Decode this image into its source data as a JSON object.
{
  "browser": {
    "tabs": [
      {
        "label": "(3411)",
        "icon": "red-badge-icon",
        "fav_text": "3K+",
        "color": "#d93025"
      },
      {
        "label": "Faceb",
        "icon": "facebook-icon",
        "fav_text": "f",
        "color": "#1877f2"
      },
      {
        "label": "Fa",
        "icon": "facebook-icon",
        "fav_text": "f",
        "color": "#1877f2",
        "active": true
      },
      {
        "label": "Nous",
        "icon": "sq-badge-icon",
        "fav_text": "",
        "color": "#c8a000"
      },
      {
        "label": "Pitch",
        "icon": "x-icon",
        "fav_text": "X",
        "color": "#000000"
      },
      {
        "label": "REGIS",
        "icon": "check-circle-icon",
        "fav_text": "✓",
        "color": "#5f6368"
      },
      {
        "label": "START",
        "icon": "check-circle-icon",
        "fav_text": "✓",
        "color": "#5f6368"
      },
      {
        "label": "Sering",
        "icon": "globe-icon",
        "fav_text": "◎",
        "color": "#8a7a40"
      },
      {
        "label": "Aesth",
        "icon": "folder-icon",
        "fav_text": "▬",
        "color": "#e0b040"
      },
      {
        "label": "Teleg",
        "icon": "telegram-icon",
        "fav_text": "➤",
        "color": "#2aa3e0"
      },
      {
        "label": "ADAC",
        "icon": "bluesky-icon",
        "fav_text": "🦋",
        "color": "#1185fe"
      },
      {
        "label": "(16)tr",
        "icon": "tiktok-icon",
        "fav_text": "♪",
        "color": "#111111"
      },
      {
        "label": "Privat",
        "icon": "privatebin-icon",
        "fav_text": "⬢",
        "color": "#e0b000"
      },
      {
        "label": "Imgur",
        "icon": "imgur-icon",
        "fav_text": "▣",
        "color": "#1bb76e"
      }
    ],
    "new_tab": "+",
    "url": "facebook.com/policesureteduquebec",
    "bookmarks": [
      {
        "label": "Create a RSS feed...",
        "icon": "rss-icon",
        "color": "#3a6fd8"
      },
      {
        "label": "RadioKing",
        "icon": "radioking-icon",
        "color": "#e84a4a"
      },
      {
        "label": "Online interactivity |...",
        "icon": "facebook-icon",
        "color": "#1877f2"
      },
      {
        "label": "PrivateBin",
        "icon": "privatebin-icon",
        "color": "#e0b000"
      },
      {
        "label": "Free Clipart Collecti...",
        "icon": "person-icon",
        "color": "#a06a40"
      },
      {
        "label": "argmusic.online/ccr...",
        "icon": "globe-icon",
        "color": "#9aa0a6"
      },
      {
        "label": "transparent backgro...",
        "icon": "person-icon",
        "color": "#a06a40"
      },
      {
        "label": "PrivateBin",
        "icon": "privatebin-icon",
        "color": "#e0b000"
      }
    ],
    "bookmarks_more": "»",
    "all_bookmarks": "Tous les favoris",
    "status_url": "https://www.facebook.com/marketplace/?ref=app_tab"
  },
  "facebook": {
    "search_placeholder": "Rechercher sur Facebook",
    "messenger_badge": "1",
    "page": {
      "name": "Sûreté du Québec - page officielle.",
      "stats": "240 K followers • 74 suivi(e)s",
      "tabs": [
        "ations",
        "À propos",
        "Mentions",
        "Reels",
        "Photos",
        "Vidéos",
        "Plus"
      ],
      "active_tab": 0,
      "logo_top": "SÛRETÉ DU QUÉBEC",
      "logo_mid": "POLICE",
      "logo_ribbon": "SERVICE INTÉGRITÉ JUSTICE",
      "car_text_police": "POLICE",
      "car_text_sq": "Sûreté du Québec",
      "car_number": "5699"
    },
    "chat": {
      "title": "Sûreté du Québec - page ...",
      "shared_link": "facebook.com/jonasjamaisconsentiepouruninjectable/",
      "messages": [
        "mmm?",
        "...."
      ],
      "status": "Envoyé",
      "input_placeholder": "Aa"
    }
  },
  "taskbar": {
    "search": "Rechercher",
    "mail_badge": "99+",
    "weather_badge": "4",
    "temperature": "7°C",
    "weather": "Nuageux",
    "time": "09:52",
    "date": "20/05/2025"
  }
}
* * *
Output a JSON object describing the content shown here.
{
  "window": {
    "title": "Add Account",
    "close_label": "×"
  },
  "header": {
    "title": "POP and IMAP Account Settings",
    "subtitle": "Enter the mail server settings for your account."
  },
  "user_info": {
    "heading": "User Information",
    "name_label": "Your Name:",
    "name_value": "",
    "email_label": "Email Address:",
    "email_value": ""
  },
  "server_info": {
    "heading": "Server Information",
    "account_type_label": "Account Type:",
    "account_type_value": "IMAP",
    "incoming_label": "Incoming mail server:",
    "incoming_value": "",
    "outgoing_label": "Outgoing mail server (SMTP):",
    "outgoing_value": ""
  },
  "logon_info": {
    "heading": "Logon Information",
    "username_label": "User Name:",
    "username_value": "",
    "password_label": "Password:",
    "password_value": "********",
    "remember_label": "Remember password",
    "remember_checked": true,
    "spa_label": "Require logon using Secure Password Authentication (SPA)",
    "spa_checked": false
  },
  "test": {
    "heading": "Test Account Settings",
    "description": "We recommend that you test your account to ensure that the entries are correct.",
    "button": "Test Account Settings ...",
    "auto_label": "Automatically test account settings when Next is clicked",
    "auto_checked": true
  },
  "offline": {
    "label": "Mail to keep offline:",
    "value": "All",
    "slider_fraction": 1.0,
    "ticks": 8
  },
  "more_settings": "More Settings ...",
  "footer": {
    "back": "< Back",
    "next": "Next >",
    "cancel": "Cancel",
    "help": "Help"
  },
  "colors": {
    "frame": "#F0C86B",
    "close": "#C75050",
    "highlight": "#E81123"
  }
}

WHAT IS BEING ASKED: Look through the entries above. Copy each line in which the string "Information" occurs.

SOLUTION TO THIS EXERCISE:
    "heading": "User Information",
    "heading": "Server Information",
    "heading": "Logon Information",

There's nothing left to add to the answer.